Warner Bros. has announced the same hybrid release strategy for its 17 theatrical movies in 2021, sparking a backlash from some top Hollywood directors and cinema operators
“Wonder Woman 1984” pulled in $36.1 million at worldwide theaters over the Christmas holiday weekend and boosted streaming viewership on HBO Max, Warner Bros. said on Sunday as it confirmed plans for a third film in the superhero franchise.
An estimated $16.7 million of the box office total came from U.S. and Canadian theaters, the AT&T Inc-owned studio said on Sunday. That ranked as the highest domestic opening since the COVID pandemic shuttered theaters in March, though the numbers were a fraction of usual receipts for a big-budget action flick. The 2017 “Wonder Woman” film opened with $103.2 million domestically.

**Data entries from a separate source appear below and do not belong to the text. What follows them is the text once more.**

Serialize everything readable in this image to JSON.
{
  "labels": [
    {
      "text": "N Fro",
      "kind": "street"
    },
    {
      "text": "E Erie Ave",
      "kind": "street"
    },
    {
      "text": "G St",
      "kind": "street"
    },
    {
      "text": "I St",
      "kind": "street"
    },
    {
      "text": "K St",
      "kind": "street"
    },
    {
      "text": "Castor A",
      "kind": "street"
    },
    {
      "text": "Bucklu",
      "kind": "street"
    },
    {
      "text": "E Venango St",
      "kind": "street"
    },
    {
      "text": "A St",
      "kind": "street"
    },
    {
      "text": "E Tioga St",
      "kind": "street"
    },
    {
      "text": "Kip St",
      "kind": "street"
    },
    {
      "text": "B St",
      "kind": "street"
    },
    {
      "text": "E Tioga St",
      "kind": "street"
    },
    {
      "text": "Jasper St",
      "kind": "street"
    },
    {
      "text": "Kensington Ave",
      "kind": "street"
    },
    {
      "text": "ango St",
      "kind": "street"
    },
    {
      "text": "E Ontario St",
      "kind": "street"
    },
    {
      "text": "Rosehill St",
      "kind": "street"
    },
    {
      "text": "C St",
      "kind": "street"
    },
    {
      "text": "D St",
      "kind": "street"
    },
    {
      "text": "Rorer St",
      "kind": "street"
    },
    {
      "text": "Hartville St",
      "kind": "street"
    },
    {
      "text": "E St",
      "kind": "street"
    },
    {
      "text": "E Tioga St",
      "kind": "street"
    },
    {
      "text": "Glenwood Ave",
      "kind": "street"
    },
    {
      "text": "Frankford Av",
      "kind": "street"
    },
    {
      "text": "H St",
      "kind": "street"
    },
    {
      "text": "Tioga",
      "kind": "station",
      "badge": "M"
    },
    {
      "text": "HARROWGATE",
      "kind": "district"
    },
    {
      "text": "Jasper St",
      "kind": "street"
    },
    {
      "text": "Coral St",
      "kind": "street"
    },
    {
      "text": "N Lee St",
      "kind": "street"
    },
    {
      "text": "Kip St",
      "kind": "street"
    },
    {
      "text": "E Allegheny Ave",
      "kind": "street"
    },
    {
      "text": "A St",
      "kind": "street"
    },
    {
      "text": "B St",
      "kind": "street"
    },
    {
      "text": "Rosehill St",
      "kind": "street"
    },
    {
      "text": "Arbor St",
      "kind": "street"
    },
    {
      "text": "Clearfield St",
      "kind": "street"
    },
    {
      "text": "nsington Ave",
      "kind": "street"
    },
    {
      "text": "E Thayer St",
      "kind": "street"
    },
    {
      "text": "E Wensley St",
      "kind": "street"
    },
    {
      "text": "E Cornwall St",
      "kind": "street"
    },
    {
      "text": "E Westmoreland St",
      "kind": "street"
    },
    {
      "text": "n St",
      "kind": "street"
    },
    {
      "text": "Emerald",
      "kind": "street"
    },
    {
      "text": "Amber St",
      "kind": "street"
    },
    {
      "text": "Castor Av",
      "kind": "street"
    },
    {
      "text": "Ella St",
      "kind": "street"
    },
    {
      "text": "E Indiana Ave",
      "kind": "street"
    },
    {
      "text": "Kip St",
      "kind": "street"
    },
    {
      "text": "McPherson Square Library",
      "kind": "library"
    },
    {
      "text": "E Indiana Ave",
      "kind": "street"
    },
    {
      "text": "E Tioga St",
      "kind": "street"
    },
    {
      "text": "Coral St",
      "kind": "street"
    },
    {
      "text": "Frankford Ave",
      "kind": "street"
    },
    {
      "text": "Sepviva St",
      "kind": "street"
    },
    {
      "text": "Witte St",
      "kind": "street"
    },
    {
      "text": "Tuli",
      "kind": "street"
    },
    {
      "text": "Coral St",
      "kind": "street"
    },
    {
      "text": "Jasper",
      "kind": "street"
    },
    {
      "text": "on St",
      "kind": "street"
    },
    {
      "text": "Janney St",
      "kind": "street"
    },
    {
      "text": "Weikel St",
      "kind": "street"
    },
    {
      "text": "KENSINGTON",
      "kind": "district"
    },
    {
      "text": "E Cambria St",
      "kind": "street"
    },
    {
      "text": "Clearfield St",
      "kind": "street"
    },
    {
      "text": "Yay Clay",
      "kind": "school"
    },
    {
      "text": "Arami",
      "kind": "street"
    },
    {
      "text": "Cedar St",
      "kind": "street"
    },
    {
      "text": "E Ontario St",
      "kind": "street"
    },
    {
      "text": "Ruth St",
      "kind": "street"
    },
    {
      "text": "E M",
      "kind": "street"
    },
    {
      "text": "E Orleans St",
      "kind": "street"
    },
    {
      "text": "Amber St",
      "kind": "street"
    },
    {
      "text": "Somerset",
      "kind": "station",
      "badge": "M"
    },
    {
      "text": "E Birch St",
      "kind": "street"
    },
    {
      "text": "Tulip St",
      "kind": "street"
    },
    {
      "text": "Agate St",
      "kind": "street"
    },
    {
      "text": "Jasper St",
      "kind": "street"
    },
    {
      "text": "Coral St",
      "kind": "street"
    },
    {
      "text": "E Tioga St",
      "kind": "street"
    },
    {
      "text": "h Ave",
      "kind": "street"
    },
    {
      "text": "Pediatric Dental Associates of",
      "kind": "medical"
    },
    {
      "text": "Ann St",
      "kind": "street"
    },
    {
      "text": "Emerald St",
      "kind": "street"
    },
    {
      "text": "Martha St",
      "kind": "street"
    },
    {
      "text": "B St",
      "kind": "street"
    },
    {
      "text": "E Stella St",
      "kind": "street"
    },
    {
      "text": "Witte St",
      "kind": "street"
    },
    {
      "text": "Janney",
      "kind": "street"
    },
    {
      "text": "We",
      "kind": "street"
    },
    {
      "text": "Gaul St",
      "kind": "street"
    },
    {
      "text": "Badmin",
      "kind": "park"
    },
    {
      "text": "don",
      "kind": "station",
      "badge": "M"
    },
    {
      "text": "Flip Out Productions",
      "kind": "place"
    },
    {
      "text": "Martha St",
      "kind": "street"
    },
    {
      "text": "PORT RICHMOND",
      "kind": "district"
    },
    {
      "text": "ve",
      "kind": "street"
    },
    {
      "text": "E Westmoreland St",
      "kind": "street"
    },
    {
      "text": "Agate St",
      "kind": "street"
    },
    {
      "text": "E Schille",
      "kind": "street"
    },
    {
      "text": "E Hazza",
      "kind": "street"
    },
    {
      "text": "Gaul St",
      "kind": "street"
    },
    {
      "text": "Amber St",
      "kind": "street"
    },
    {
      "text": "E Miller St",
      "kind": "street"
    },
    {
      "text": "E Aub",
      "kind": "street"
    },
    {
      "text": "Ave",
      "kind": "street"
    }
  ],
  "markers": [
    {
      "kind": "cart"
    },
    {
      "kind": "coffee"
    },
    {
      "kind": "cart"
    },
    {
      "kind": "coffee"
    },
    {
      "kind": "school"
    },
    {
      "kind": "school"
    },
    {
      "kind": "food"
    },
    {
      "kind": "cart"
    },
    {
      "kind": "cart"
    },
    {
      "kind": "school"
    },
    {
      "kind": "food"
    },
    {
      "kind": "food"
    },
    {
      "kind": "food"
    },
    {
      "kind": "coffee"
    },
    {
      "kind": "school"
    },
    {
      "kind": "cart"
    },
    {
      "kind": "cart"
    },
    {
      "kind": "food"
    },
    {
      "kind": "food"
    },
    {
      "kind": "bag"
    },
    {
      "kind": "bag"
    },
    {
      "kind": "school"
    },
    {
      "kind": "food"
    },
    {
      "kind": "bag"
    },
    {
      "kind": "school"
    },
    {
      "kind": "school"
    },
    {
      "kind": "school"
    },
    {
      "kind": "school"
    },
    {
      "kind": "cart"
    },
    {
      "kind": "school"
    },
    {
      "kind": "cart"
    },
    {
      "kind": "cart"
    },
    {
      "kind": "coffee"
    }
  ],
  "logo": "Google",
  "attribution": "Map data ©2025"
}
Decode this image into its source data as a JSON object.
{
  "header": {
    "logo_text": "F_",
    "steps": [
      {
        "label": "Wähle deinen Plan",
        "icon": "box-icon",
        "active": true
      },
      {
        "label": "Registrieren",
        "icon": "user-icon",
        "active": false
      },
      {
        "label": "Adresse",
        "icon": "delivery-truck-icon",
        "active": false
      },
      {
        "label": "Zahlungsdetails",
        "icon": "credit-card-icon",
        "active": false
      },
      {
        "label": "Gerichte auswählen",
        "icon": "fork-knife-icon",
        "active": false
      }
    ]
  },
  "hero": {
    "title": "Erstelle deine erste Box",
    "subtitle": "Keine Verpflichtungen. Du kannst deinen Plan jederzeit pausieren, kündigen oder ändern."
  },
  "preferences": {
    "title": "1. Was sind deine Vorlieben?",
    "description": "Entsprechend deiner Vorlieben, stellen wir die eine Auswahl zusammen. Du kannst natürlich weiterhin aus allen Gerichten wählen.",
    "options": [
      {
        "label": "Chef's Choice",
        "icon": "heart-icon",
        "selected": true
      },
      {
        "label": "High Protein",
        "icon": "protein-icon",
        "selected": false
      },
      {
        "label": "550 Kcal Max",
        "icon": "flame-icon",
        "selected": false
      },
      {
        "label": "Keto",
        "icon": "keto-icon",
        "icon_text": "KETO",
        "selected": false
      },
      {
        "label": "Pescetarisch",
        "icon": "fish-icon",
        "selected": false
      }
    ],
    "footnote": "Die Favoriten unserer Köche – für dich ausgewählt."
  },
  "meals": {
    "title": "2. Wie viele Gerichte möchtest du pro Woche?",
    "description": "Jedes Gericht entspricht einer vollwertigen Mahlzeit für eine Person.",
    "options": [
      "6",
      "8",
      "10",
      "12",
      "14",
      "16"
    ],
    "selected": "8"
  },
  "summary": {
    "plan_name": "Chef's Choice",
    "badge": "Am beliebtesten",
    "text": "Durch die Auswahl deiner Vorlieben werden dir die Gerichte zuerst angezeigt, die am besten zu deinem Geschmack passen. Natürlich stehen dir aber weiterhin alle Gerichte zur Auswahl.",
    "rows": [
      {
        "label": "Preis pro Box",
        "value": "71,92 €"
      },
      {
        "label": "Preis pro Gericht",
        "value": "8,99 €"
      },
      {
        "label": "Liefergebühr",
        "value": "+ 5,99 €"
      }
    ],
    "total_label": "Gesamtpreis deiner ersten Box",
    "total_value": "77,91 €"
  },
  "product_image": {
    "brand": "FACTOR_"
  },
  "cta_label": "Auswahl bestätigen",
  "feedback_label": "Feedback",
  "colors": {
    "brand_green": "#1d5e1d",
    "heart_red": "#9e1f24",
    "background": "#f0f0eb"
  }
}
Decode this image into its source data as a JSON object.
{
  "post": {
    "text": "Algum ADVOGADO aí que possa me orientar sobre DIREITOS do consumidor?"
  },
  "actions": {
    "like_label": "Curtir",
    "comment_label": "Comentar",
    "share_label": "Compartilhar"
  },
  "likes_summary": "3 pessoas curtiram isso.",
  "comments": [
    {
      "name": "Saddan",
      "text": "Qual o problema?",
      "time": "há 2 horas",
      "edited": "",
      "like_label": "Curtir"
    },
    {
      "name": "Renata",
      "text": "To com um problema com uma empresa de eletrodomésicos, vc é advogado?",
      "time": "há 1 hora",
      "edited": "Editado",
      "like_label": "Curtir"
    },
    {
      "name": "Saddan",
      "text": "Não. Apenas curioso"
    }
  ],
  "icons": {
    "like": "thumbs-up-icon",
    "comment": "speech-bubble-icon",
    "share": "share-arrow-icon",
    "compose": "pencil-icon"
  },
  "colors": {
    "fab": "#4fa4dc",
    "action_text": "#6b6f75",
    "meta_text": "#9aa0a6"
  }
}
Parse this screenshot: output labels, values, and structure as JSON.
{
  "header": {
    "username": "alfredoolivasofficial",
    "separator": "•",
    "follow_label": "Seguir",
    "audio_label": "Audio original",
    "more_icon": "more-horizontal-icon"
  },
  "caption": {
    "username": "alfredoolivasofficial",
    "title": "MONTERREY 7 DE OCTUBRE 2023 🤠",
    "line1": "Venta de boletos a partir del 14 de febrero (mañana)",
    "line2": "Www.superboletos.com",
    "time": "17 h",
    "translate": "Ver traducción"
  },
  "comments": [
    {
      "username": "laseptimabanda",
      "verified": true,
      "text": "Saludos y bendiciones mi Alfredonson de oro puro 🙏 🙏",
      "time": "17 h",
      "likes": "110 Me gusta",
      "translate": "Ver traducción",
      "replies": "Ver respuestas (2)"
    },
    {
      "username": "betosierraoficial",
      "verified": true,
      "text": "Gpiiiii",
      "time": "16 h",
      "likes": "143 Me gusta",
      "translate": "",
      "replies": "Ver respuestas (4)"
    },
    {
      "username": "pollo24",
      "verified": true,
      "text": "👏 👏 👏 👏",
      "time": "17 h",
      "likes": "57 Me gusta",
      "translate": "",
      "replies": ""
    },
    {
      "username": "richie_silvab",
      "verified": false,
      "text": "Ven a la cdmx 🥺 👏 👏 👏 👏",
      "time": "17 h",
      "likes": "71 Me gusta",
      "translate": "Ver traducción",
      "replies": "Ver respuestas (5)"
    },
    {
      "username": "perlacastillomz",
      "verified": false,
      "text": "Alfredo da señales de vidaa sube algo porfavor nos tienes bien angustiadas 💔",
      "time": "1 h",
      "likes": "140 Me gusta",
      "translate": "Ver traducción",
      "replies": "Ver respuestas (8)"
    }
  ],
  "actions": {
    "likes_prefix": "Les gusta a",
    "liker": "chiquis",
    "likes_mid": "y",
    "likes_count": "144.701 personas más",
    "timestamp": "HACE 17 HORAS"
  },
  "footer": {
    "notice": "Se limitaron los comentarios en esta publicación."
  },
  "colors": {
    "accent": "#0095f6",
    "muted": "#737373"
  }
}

With two-thirds of North American theaters closed, Warner Bros. opted for an unusual arrangement, making “WW84” available at the same time to U.S. customers of AT&T’s HBO Max streaming service.
Millions watched the film on HBO Max, the company said in a statement, but it did not specify how long they tuned in. Total viewing hours on the platform tripled on Friday compared with a typical day in the previous month, the statement said.
The movie “exceeded our expectations across all of our key viewing and subscriber metrics in its first 24 hours on the service,” said Andy Forsell, executive vice president and general manager of WarnerMedia Direct-to-Consumer.
Warner Bros. said it would accelerate development of a third “Wonder Woman” movie also written and directed by Patty Jenkins and starring Gal Gadot as the lasso-wielding warrior. The studio did not announce a release date.
Paul Dergarabedian, senior media analyst at research firm Comscore, said “WW84” performed well in theaters given “an extremely challenging marketplace.”
“Considering the availability of this blockbuster film at home, the numbers for the theatrical debut of ‘WW 1984’ should actually be encouraging to theatrical exhibition,” he said.
“WW84” faced competition from critically praised Pixar animated movie “Soul,” which Walt Disney Co delivered to the Disney+ streaming service and some theaters overseas. The story of a music teacher seeking his life’s purpose took in $7.6 million in theaters, Disney said. It did not disclose how many people watched “Soul” via streaming.
Warner Bros. has announced the same hybrid release strategy for its 17 theatrical movies in 2021, sparking a backlash from some top Hollywood directors and cinema operators, who hope for a rebound after COVID-19 vaccinations increase.
Through Sunday, 2020 domestic box office receipts totaled $2.3 billion, down 80 percent from a year earlier, according to Comscore.